The Senate Health, Human Services & Senior Citizens Committee unanimously passed legislation sponsored by Senator Anthony Bucco (R-Morris) to eliminate a burdensome and potentially harmful child care subsidy requirement.
Senator Bucco’s legislation, S-2343, would prohibit the state Department of Human Services from requiring a child care subsidy recipient to reapply for a subsidy, as a new applicant, following the recipient’s change of residence to another New Jersey county. He introduced the bill in August to help protect constituents who are trying to overcome this issue to provide for their families.
“The State of New Jersey should not be in the business of penalizing child care subsidy recipients just for moving, as that harmful state department regulation does,” Bucco said. “This legislation eliminates that regulation to protect and ensure that there is no disruption in child care subsidy benefits for qualified families, and it also protects their abilities to receive suitable affordable housing.”
O’Toole, Carroll, Handlin, Schepisi Issue 119-Page Statement on GWB Inquiry; Deliver to AG for Review
New Jersey Legislative Select Committee on Investigation minority members — Senator Kevin O’Toole, Assemblyman Michael Patrick Carroll, and Assemblywomen Amy Handlin and Holly Schepisi — issued a 119-page Minority Statement during the Select Committee meeting on December 8, 2014.
Their Minority Statement, with 403 footnotes and 4,262 pages of exhibits, is available at www.sciminority.com.
It has been delivered to the New Jersey Attorney General’s Office for review.

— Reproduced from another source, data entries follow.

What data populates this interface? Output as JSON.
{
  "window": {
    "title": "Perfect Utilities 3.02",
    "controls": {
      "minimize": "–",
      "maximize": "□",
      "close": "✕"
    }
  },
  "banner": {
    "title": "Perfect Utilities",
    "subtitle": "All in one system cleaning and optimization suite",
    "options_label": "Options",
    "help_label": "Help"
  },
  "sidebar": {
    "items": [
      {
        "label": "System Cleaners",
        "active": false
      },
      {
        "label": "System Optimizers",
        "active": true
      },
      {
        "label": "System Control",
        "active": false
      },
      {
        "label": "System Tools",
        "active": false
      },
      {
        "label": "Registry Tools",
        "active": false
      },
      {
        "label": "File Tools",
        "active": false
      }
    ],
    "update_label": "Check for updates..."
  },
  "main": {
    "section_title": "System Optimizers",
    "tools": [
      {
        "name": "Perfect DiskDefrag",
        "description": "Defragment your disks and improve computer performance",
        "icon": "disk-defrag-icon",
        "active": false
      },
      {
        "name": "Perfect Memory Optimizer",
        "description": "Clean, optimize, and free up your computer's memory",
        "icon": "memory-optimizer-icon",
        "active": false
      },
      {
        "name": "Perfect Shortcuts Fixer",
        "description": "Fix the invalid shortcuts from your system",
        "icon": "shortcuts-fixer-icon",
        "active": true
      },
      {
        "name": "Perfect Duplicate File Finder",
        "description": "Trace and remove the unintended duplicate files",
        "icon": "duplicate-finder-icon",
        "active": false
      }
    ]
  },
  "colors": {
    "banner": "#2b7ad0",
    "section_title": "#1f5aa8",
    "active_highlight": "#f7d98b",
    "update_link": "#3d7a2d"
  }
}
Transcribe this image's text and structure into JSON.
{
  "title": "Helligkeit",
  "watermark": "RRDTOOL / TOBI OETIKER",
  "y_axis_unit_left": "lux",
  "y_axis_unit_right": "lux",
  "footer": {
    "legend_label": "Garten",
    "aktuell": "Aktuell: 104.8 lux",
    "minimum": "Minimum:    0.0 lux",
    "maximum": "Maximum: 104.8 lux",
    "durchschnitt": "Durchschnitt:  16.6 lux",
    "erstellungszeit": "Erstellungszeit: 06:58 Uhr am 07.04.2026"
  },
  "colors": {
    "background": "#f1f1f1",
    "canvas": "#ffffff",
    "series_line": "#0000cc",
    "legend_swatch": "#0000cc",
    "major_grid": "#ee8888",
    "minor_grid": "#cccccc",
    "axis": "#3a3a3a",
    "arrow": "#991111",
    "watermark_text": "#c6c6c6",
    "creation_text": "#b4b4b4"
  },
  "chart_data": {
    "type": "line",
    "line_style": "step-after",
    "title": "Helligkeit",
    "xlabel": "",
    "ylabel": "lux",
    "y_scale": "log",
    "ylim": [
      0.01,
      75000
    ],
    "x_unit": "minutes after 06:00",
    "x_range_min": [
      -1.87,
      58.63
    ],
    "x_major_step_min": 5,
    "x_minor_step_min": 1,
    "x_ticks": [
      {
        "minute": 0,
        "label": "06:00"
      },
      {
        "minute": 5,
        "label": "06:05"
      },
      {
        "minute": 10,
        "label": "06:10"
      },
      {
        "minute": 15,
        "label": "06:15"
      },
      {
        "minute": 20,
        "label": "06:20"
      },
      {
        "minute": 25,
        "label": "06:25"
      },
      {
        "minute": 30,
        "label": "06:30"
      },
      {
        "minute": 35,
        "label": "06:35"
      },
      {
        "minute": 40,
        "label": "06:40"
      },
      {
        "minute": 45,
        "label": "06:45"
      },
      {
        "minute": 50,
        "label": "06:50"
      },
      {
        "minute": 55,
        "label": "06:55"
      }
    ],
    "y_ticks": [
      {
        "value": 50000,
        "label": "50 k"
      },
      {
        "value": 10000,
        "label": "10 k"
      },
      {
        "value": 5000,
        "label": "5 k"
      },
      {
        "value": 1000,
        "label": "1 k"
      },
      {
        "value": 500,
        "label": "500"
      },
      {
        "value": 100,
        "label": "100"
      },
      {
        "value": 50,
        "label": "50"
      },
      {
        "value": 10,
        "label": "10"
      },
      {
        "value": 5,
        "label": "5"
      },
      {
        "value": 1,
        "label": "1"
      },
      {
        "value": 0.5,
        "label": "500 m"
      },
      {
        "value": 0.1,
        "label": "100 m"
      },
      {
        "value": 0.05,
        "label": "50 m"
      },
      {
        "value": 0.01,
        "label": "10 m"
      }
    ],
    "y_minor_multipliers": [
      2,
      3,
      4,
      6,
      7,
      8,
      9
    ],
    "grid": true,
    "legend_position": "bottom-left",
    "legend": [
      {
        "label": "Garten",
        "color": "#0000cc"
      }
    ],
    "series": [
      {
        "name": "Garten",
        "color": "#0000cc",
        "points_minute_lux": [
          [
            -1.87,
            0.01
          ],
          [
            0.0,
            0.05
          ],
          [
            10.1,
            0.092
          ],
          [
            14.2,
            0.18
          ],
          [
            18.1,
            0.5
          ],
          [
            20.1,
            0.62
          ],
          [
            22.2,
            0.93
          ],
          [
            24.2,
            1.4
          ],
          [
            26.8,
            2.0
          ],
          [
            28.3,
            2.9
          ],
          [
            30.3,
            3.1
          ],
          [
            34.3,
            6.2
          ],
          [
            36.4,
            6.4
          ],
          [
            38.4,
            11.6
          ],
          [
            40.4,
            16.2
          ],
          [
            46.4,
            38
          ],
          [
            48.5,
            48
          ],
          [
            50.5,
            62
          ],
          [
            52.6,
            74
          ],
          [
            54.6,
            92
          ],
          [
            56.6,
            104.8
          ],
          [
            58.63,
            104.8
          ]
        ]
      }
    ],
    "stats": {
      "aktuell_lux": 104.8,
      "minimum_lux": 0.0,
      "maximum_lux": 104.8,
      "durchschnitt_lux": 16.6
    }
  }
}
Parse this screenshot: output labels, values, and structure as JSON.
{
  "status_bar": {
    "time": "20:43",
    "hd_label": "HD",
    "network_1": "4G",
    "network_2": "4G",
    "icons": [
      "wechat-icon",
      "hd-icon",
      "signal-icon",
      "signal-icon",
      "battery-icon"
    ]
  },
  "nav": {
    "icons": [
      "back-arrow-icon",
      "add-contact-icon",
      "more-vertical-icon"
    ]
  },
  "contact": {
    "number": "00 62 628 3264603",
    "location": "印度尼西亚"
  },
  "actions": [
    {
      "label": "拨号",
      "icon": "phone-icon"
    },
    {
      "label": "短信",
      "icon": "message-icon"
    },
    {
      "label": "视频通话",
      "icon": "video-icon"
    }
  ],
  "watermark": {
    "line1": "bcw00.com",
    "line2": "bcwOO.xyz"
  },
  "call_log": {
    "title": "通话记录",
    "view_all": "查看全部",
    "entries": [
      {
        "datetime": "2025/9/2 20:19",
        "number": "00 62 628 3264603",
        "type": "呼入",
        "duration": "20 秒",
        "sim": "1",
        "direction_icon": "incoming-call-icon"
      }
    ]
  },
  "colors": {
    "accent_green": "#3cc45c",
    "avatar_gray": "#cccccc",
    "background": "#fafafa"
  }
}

Senator Christopher J. Connors, Assemblyman Brian E. Rumpf and Assemblywoman DiAnne C. Gove have introduced legislation (S-2505 and A-3794) that would repeal the Transfer Inheritance Tax. Currently, New Jersey imposes a Transfer Inheritance Tax on beneficiaries for the receipt of assets from a New Jersey resident decedent and certain New Jersey assets of nonresident decedents, as determined by the value of the assets transferred and the beneficiary’s relationship to the decedent.
Correspondingly, the 9th District delegation has also cosponsored companion legislation (S-353 and A-329) that would phase out New Jersey’s estate tax over a five-year period. The legislation states its purpose is to simplify New Jersey’s taxation of decedent estates, while allowing for an orderly adjustment to the associated revenue loss through the bill’s five-year phase out.
The state Senate Budget & Appropriations Committee unanimously passed legislation sponsored by Senate Republican Leader Tom Kean to make New Jersey a hub for the development, testing and implementation of driverless vehicles.
In June 2013, Senator Kean introduced Senate bill 734 to make New Jersey the third U.S. state — and the first in the densely populated, fast-paced North East Region — to permit the testing and operation of autonomous vehicles.